_ACTION ITEM_. Each entry needs to be copied exactly, with nothing left out.

☆ ☆ ☆ ☆

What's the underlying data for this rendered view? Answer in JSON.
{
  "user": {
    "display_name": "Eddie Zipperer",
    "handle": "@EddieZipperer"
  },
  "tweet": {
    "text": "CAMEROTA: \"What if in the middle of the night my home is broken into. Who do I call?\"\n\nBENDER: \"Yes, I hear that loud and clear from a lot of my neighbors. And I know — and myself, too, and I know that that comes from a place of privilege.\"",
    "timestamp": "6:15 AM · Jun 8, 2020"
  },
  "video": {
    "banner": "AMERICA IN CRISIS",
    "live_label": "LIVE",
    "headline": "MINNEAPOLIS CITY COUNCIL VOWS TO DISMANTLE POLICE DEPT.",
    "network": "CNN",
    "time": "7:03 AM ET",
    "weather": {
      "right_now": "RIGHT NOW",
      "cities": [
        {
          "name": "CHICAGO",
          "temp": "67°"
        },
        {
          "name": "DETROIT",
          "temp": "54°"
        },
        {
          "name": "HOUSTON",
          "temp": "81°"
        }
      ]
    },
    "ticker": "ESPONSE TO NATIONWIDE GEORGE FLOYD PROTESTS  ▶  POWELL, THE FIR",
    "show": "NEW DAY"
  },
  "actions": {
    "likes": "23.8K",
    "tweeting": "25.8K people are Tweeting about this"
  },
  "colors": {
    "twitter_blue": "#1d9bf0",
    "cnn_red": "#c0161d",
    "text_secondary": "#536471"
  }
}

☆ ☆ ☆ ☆

_RESPONSE_.
What's the underlying data for this rendered view? Answer in JSON.
{
  "user": {
    "display_name": "Eddie Zipperer",
    "handle": "@EddieZipperer"
  },
  "tweet": {
    "text": "CAMEROTA: \"What if in the middle of the night my home is broken into. Who do I call?\"\n\nBENDER: \"Yes, I hear that loud and clear from a lot of my neighbors. And I know — and myself, too, and I know that that comes from a place of privilege.\"",
    "timestamp": "6:15 AM · Jun 8, 2020"
  },
  "video": {
    "banner": "AMERICA IN CRISIS",
    "live_label": "LIVE",
    "headline": "MINNEAPOLIS CITY COUNCIL VOWS TO DISMANTLE POLICE DEPT.",
    "network": "CNN",
    "time": "7:03 AM ET",
    "weather": {
      "right_now": "RIGHT NOW",
      "cities": [
        {
          "name": "CHICAGO",
          "temp": "67°"
        },
        {
          "name": "DETROIT",
          "temp": "54°"
        },
        {
          "name": "HOUSTON",
          "temp": "81°"
        }
      ]
    },
    "ticker": "ESPONSE TO NATIONWIDE GEORGE FLOYD PROTESTS  ▶  POWELL, THE FIR",
    "show": "NEW DAY"
  },
  "actions": {
    "likes": "23.8K",
    "tweeting": "25.8K people are Tweeting about this"
  },
  "colors": {
    "twitter_blue": "#1d9bf0",
    "cnn_red": "#c0161d",
    "text_secondary": "#536471"
  }
}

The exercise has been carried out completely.